Basically, for as much possession as Inter had, it’s not like it was all that effective in trying to break Juventus down. This was one of Juve’s best defensive performances for a reason, and it just so happens that it came after some very nervy moments in a couple of their last Serie A outings against Torino and then Sampdoiria.

Because of it, Juve heads into the international break feeling pretty damn good about things and wrapped up a huge week with another big win over their arch-rivals. You couldn’t have drawn it up much better than than when it came to the last couple of games before the first break of 2023.

Knowing what awaits Juventus in April, that is a pretty good development to see.

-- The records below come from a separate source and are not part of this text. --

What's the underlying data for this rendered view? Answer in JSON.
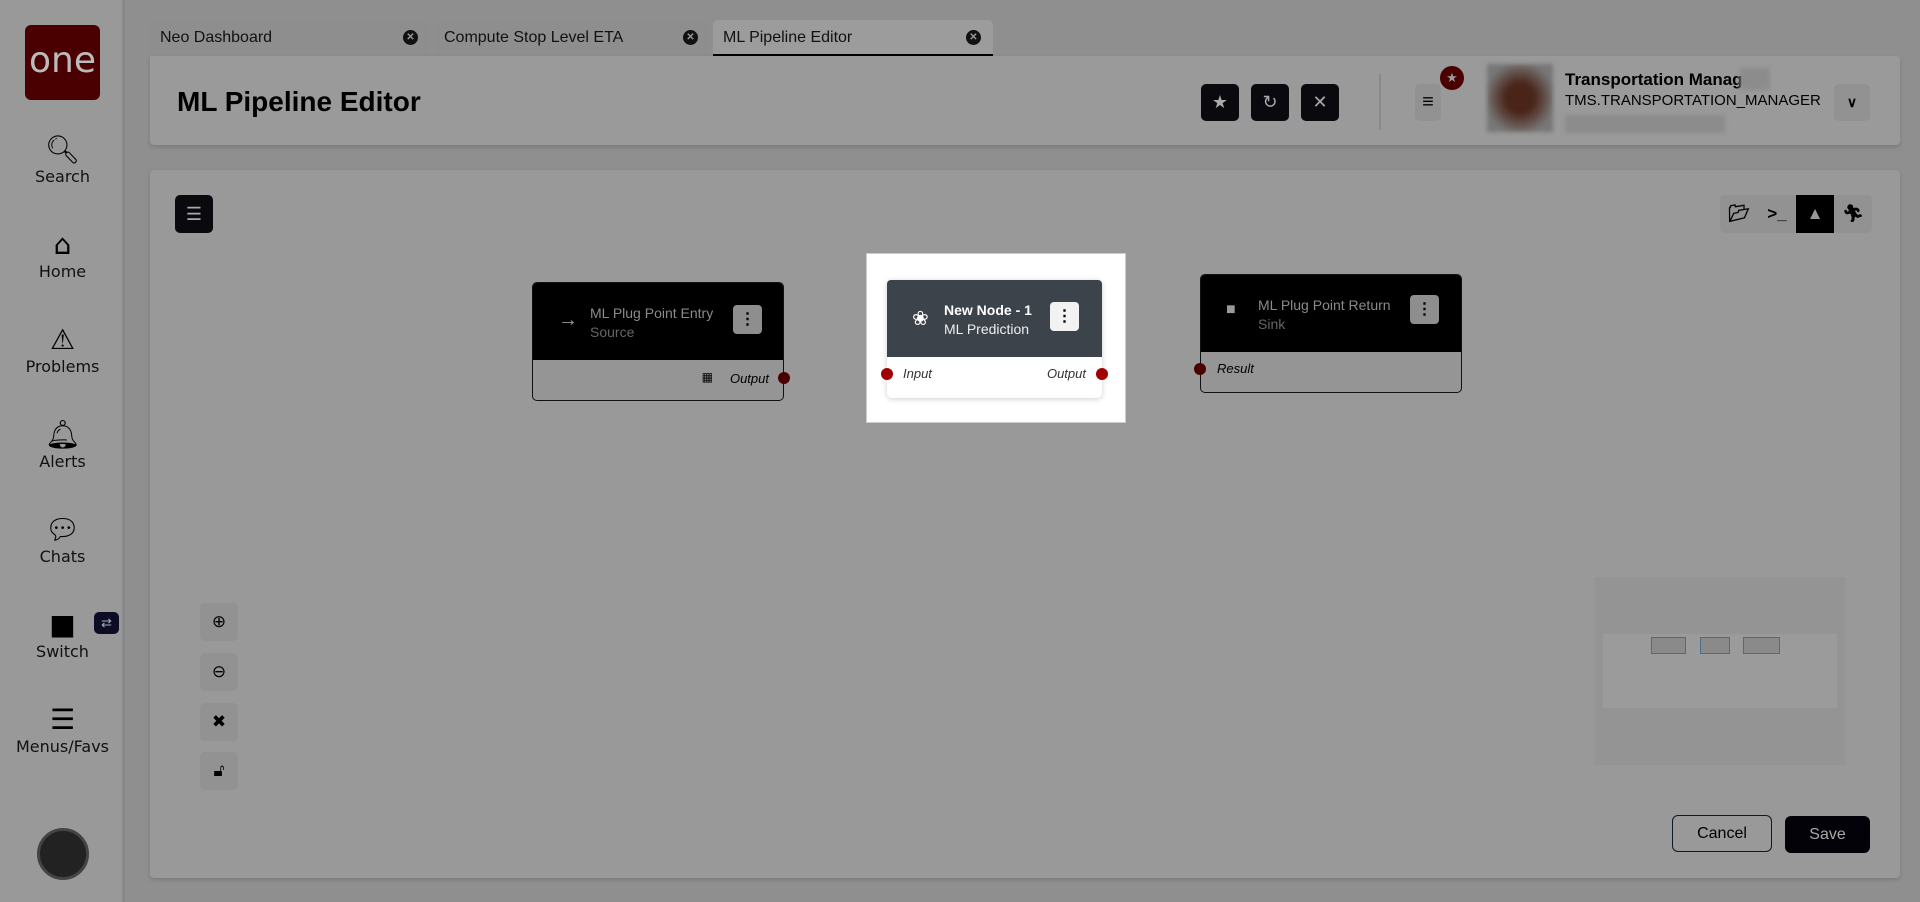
{
  "sidebar": {
    "logo": "one",
    "items": [
      {
        "label": "Search",
        "icon": "search-icon"
      },
      {
        "label": "Home",
        "icon": "home-icon"
      },
      {
        "label": "Problems",
        "icon": "warning-icon"
      },
      {
        "label": "Alerts",
        "icon": "bell-icon"
      },
      {
        "label": "Chats",
        "icon": "chat-icon"
      },
      {
        "label": "Switch",
        "icon": "switch-icon"
      },
      {
        "label": "Menus/Favs",
        "icon": "menu-icon"
      }
    ]
  },
  "tabs": [
    {
      "label": "Neo Dashboard"
    },
    {
      "label": "Compute Stop Level ETA"
    },
    {
      "label": "ML Pipeline Editor",
      "active": true
    }
  ],
  "header": {
    "title": "ML Pipeline Editor",
    "user_name": "Transportation Manager",
    "user_role": "TMS.TRANSPORTATION_MANAGER"
  },
  "nodes": [
    {
      "title": "ML Plug Point Entry",
      "subtitle": "Source",
      "ports": {
        "output": "Output"
      }
    },
    {
      "title": "New Node - 1",
      "subtitle": "ML Prediction",
      "ports": {
        "input": "Input",
        "output": "Output"
      }
    },
    {
      "title": "ML Plug Point Return",
      "subtitle": "Sink",
      "ports": {
        "input": "Result"
      }
    }
  ],
  "actions": {
    "cancel": "Cancel",
    "save": "Save"
  },
  "colors": {
    "brand": "#4a0000",
    "port": "#8b0000",
    "active_node_header": "#3d434b"
  }
}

  • Pre-game thought No. 1: SOULÉ SZN!
  • Pre-game thought No. 2: The average age of Juventus’ starting lineup against Inter: 26.8 years old.
  • Post-game thought No. 1: It sure would be nice for Federico Chiesa’s knee to stop all of this little injuries so that we can see somebody who has been through enough over the last 15 months.
  • Early in the second half, Inter had over twice as many passes attempted as Juventus. But guess who had the lead? You’re right there — the team that didn’t have the most passes.
  • Leandro Paredes was shown a red card for his involvement in the post-game happenings after the final whistle. As a very good friend of mine texted me after the game, that was the “most memorable Juventus stint contribution by Leandro.” Can’t help but agree there.
  • Also of note from that post-game stuff: Nicolo Fagioli wanted ALL THAT SMOKE. Our boy doesn’t care who it is and what the context is, he’s going to fight for this shirt and I love him dearly for it.
  • Another note on Fagioli: In his first two Derby d’Italia appearances, he’s gone out and done what he’s done. He scored the clincher in the first win over Inter, then goes out and plays that damn well against the Nerazzurri on their home field Sunday night. What a player.
  • One more Fagioli note: This was the kind of performance that should be shown to Roberto Mancini with the caption of “Under-21 again? REALLY?” and then just left there for him to watch over and over again.
  • Federico Gatti has earned himself some more playing time with his two performances over the last four days, hasn’t he? My goodness has he surprised the hell out of me. And to see him celebrate a late-game clearance like some of our old buddies used to during Juve’s decade-long Serie A dominance, that makes your heart go pitter patter and feel all happy.
  • Bremer had about 540 clearances in the air. That might be a few too many, but I feel safe that it was around there.
  • If you check Bremer’s pockets, how many different Inter strikers will be in there?
  • Just sign Adrien Rabiot to one-year contract extensions for the rest of his career. Do it.
  • Manuel Locatelli was an absolute workhorse defensively. What a game.
  • Juventus’ midfield, as a whole, was superb. The Fagioli-Locatelli-Rabiot trio just works well together and now that they’ve gotten a good amount of minutes together they’re finding a nice little groove. That’s how a functional midfield is supposed to look — and finally Juventus got it. (Which is ironic considering two of Juve’s highest-paid midfielders have contributed next to nothing this season.)
  • Matias Soulé was a lot like Gatti on Thursday night in that he was the biggest surprise in the starting lineup. Overall, he had his moments. Maybe not as strong as some of his recent appearances off the bench, but you can’t hide the fact that a 19-year-old starting the biggest game of his young Juve career didn’t look too overwhelmed by the moment.
  • For all we say about the limited touches Dusan Vlahovic gets at times, Romelu Lukaku finished with 23 touches. TWENTY-THREE TOUCHES!
  • I have no clue how these players actually feel after this one, but there’s no way that at least a few of them aren’t just completely exhausted. Just look at Mattia De Sciglio as he walked off following his late sub — he was gassed, had nothing left in the tank.
  • Shoutout to our boy Sergio who saw his guy Checo get a win in Jeddah and then Juventus beat Inter. That’s one hell of a sports Sunday for one of BWRAO’s favorite people.
  • God I love when Juventus beat Inter. It’s so satisfactory. Enjoy your night. I know I will.